Pongala lesson in quick clean-up

Workers tidy up streets within hours of record gathering of women wrapping up ritual cooking

By Ananthakrishnan G. in Thiruvananthapuram
  • Published 7.03.15
The road leading to the Sree Padmanabhaswamy temple at 5pm. (Below) The same road at 6.45pm after it was cleaned up. Pictures by Ananthakrishnan G
Pongala outside Thiruvananthapuram railway station. Picture by Sajith Gopal

Thiruvananthapuram, March 6: The world's largest gathering of women also offers the swiftest lesson in Swachh Bharat.

An army of civic workers carrying brooms and dustpans descended on the streets of Thiruvananthapuram yesterday afternoon as soon as a gigantic wave of women receded after making an annual offering to deity known as Attukal Devi.

The ritualistic offering is known as Pongala, a porridge of rice, sweet brown molasses, coconut gratings, nuts and raisins, and is cooked by women devotees on lakhs of fire-places that mushroom for a day around an 8km radius at almost every open space in the state capital.

The event, billed as the largest congregation of women on any single day on the planet, made it to the Guinness World Records in 1997 with an attendance of 15 lakh. Since then, the number has ballooned to 25 lakh while some estimates put it at 30 lakh.

In order to consecrate the offerings, holy water used to be sprinkled from a helicopter. In recent years, the holy water is passed to numerous satellite shrines from the main Attukal temple, 2km away from the Padmanabhaswamy temple that is nowadays referred to as "the richest temple in the world" because of the discovery of a treasure trove that is yet to be fully evaluated.

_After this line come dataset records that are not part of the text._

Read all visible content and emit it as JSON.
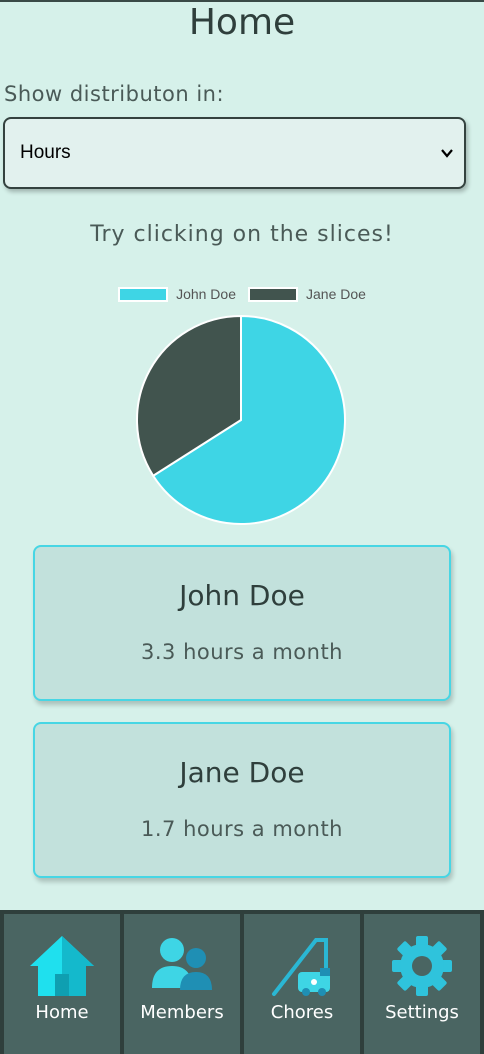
{
  "header": {
    "title": "Home"
  },
  "distribution": {
    "label": "Show distributon in:",
    "selected": "Hours"
  },
  "hint": "Try clicking on the slices!",
  "colors": {
    "john": "#3ed5e5",
    "jane": "#41544e",
    "accent": "#47d6e4"
  },
  "chart_data": {
    "type": "pie",
    "categories": [
      "John Doe",
      "Jane Doe"
    ],
    "values": [
      3.3,
      1.7
    ],
    "legend": "top"
  },
  "cards": [
    {
      "name": "John Doe",
      "value": "3.3 hours a month"
    },
    {
      "name": "Jane Doe",
      "value": "1.7 hours a month"
    }
  ],
  "nav": [
    {
      "label": "Home",
      "icon": "home-icon"
    },
    {
      "label": "Members",
      "icon": "members-icon"
    },
    {
      "label": "Chores",
      "icon": "vacuum-icon"
    },
    {
      "label": "Settings",
      "icon": "gear-icon"
    }
  ]
}
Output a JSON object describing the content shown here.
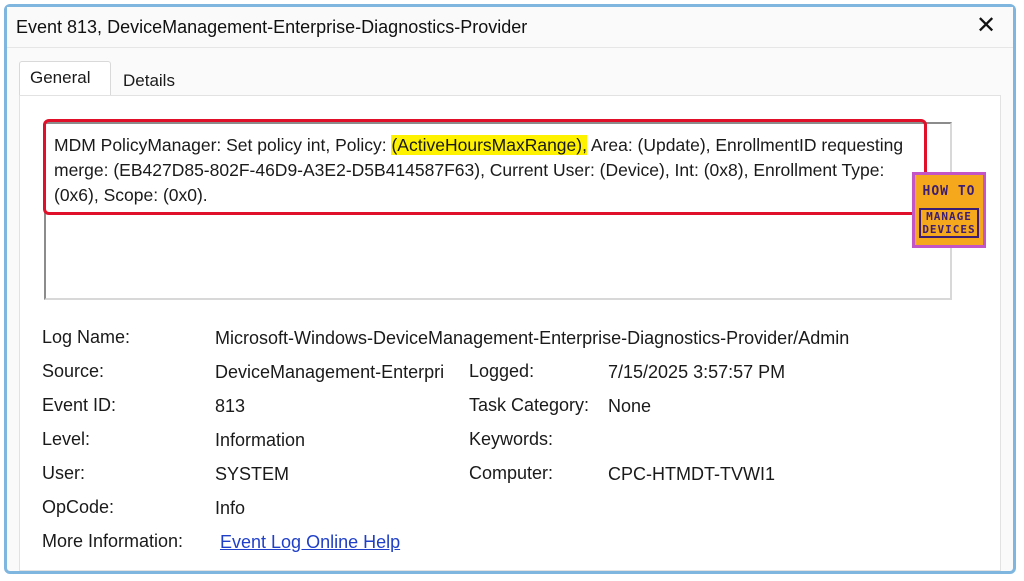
{
  "window": {
    "title": "Event 813, DeviceManagement-Enterprise-Diagnostics-Provider",
    "close_glyph": "✕"
  },
  "tabs": [
    {
      "label": "General",
      "selected": true
    },
    {
      "label": "Details",
      "selected": false
    }
  ],
  "message": {
    "before": "MDM PolicyManager: Set policy int, Policy: ",
    "highlight": "(ActiveHoursMaxRange),",
    "after": " Area: (Update), EnrollmentID requesting merge: (EB427D85-802F-46D9-A3E2-D5B414587F63), Current User: (Device), Int: (0x8), Enrollment Type: (0x6), Scope: (0x0)."
  },
  "fields": {
    "log_name": {
      "label": "Log Name:",
      "value": "Microsoft-Windows-DeviceManagement-Enterprise-Diagnostics-Provider/Admin"
    },
    "source": {
      "label": "Source:",
      "value": "DeviceManagement-Enterpri"
    },
    "logged": {
      "label": "Logged:",
      "value": "7/15/2025 3:57:57 PM"
    },
    "event_id": {
      "label": "Event ID:",
      "value": "813"
    },
    "task_category": {
      "label": "Task Category:",
      "value": "None"
    },
    "level": {
      "label": "Level:",
      "value": "Information"
    },
    "keywords": {
      "label": "Keywords:",
      "value": ""
    },
    "user": {
      "label": "User:",
      "value": "SYSTEM"
    },
    "computer": {
      "label": "Computer:",
      "value": "CPC-HTMDT-TVWI1"
    },
    "opcode": {
      "label": "OpCode:",
      "value": "Info"
    },
    "more_info": {
      "label": "More Information:",
      "link": "Event Log Online Help"
    }
  },
  "watermark": {
    "line1": "HOW TO",
    "line2": "MANAGE DEVICES"
  },
  "colors": {
    "highlight": "#fff200",
    "annotation_box": "#e0102a",
    "link": "#1f3fc8",
    "logo_bg": "#f6a81c"
  }
}
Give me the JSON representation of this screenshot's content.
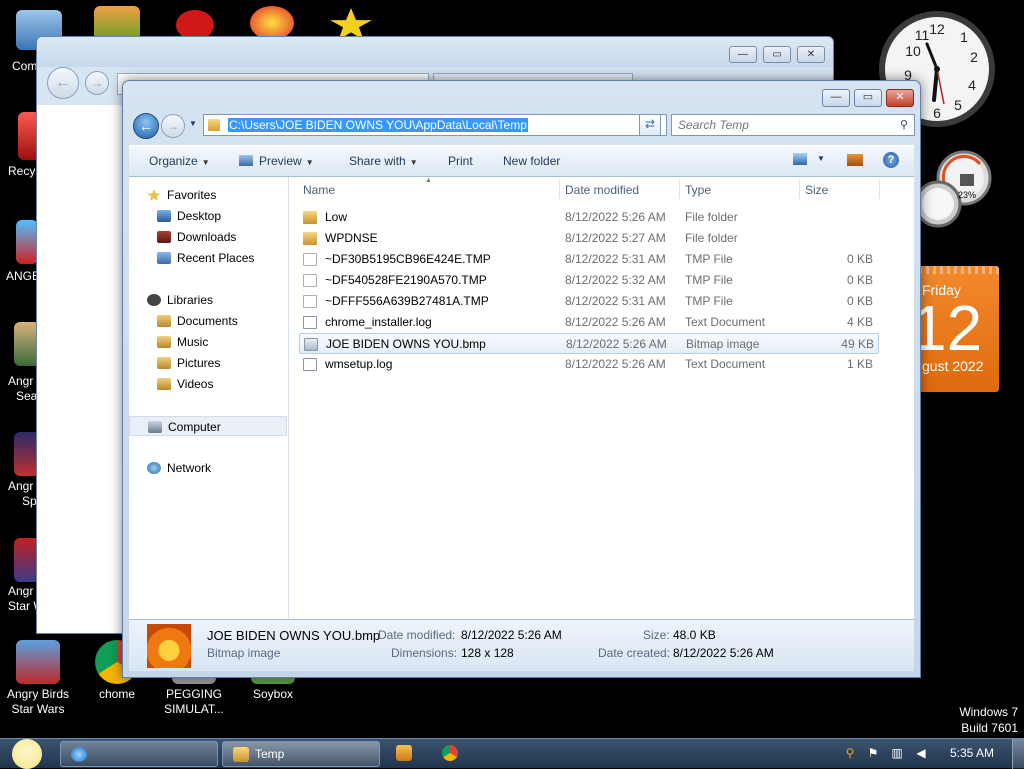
{
  "desktop": {
    "icons": [
      {
        "label": "Angry Birds Star Wars"
      },
      {
        "label": "chome"
      },
      {
        "label": "PEGGING SIMULAT..."
      },
      {
        "label": "Soybox"
      }
    ],
    "partial_labels": {
      "computer": "Com",
      "recycle": "Recy",
      "angry1": "ANGE",
      "angry2a": "Angr",
      "angry2b": "Sea",
      "angry3a": "Angr",
      "angry3b": "Sp",
      "angry4a": "Angr",
      "angry4b": "Star W"
    },
    "windows_version": {
      "line1": "Windows 7",
      "line2": "Build 7601"
    }
  },
  "gadgets": {
    "meter_percent": "23%",
    "calendar": {
      "day": "Friday",
      "date": "12",
      "month": "gust 2022"
    }
  },
  "explorer": {
    "address": "C:\\Users\\JOE BIDEN OWNS YOU\\AppData\\Local\\Temp",
    "search_placeholder": "Search Temp",
    "toolbar": {
      "organize": "Organize",
      "preview": "Preview",
      "share_with": "Share with",
      "print": "Print",
      "new_folder": "New folder"
    },
    "nav": {
      "favorites": "Favorites",
      "desktop": "Desktop",
      "downloads": "Downloads",
      "recent_places": "Recent Places",
      "libraries": "Libraries",
      "documents": "Documents",
      "music": "Music",
      "pictures": "Pictures",
      "videos": "Videos",
      "computer": "Computer",
      "network": "Network"
    },
    "columns": {
      "name": "Name",
      "date": "Date modified",
      "type": "Type",
      "size": "Size"
    },
    "files": [
      {
        "name": "Low",
        "date": "8/12/2022 5:26 AM",
        "type": "File folder",
        "size": "",
        "icon": "folder-icon"
      },
      {
        "name": "WPDNSE",
        "date": "8/12/2022 5:27 AM",
        "type": "File folder",
        "size": "",
        "icon": "folder-icon"
      },
      {
        "name": "~DF30B5195CB96E424E.TMP",
        "date": "8/12/2022 5:31 AM",
        "type": "TMP File",
        "size": "0 KB",
        "icon": "file-icon"
      },
      {
        "name": "~DF540528FE2190A570.TMP",
        "date": "8/12/2022 5:32 AM",
        "type": "TMP File",
        "size": "0 KB",
        "icon": "file-icon"
      },
      {
        "name": "~DFFF556A639B27481A.TMP",
        "date": "8/12/2022 5:31 AM",
        "type": "TMP File",
        "size": "0 KB",
        "icon": "file-icon"
      },
      {
        "name": "chrome_installer.log",
        "date": "8/12/2022 5:26 AM",
        "type": "Text Document",
        "size": "4 KB",
        "icon": "text-file-icon"
      },
      {
        "name": "JOE BIDEN OWNS YOU.bmp",
        "date": "8/12/2022 5:26 AM",
        "type": "Bitmap image",
        "size": "49 KB",
        "icon": "image-file-icon"
      },
      {
        "name": "wmsetup.log",
        "date": "8/12/2022 5:26 AM",
        "type": "Text Document",
        "size": "1 KB",
        "icon": "text-file-icon"
      }
    ],
    "details": {
      "filename": "JOE BIDEN OWNS YOU.bmp",
      "filetype": "Bitmap image",
      "date_modified_label": "Date modified:",
      "date_modified": "8/12/2022 5:26 AM",
      "dimensions_label": "Dimensions:",
      "dimensions": "128 x 128",
      "size_label": "Size:",
      "size": "48.0 KB",
      "date_created_label": "Date created:",
      "date_created": "8/12/2022 5:26 AM"
    }
  },
  "taskbar": {
    "task_temp": "Temp",
    "time": "5:35 AM"
  },
  "colors": {
    "selection": "#3399ff",
    "calendar": "#e8761c",
    "taskbar": "#2b4058"
  }
}
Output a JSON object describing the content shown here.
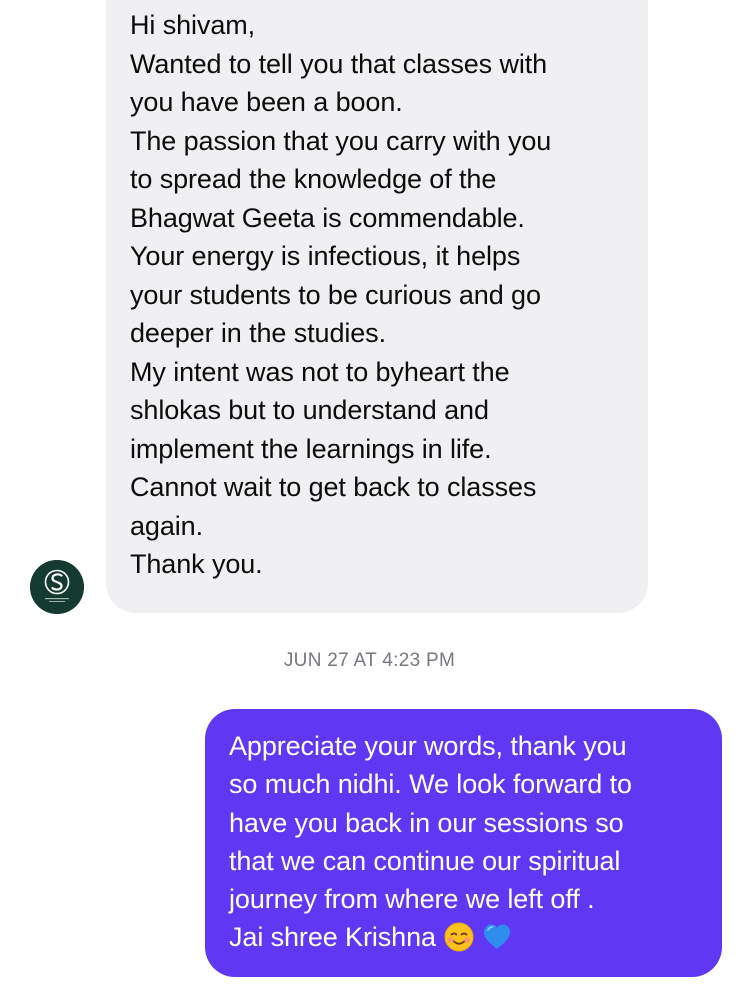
{
  "incoming_message": {
    "lines": [
      "Hi shivam,",
      "Wanted to tell you that classes with",
      "you have been a boon.",
      "The passion that you carry with you",
      "to spread the knowledge of the",
      "Bhagwat Geeta is commendable.",
      "Your energy is infectious, it helps",
      "your students to be curious and go",
      "deeper in the studies.",
      "My intent was not to byheart the",
      "shlokas but to understand and",
      "implement the learnings in life.",
      "Cannot wait to get back to classes",
      "again.",
      "Thank you."
    ],
    "avatar_icon": "sender-logo-icon"
  },
  "timestamp": "JUN 27 AT 4:23 PM",
  "outgoing_message": {
    "lines": [
      "Appreciate your words, thank you",
      "so much nidhi. We look forward to",
      "have you back in our sessions so",
      "that we can continue our spiritual",
      "journey from where we left off .",
      "Jai shree Krishna"
    ],
    "emojis": [
      "smiling-face-icon",
      "blue-heart-icon"
    ]
  },
  "colors": {
    "incoming_bubble": "#f0f0f3",
    "outgoing_bubble": "#6037f2",
    "avatar_background": "#153b31",
    "timestamp_text": "#77777d"
  }
}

Once the offering was done, the streets used to be littered with the detritus of the mass cooking.

For the past few years, however, a cleaning operation with clockwork precision has been put in place. As soon as the ritual draws to a close around 3.30pm, around 2,700 civic workers fan out across the city and go to work.

Around 1am, the streets all across the city are cleared. The main streets are then washed and by daybreak, visitors often wonder if it was the same place they had seen the evening before.

Now the irony. The mop-up marvel unfolds in a city where there has been no solid waste removal for the past three years after a popular protest shut down the main garbage dump in 2012. Efforts to find an alternative space didn't bear fruit and waysides became the new dumping grounds.

The Left-ruled civic corporation and the Congress-led state government blame each other for the stalemate in what was once considered the cleanest city in the country.

The cleaning personnel - half of whom are women - say the only motivating factor is their faith in the Goddess, the divine form of Kannaki, a symbol of the woman wronged and whose curse reduced Madurai to ashes in Chilappatikaram, the Sangam work in Tamil literature. Legend has it that Kannaki took a sojourn in Attukal after the destruction of Madurai.

"We don't get any substantial allowances for this demanding work. But still we do it as our offering to the Goddess," said a civic worker who requested anonymity, lest it annoy her supervisor.

Corporation additional secretary G. Padmakumar said: "We have written to the state government seeking funds for providing a special allowance to the staff who are engaged in this cleaning operation, but we haven't got a reply."

He expressed the hope that Prime Minister Narendra Modi would take note of the toil that ties in with his Swachh Bharat campaign and provide assistance to the personnel.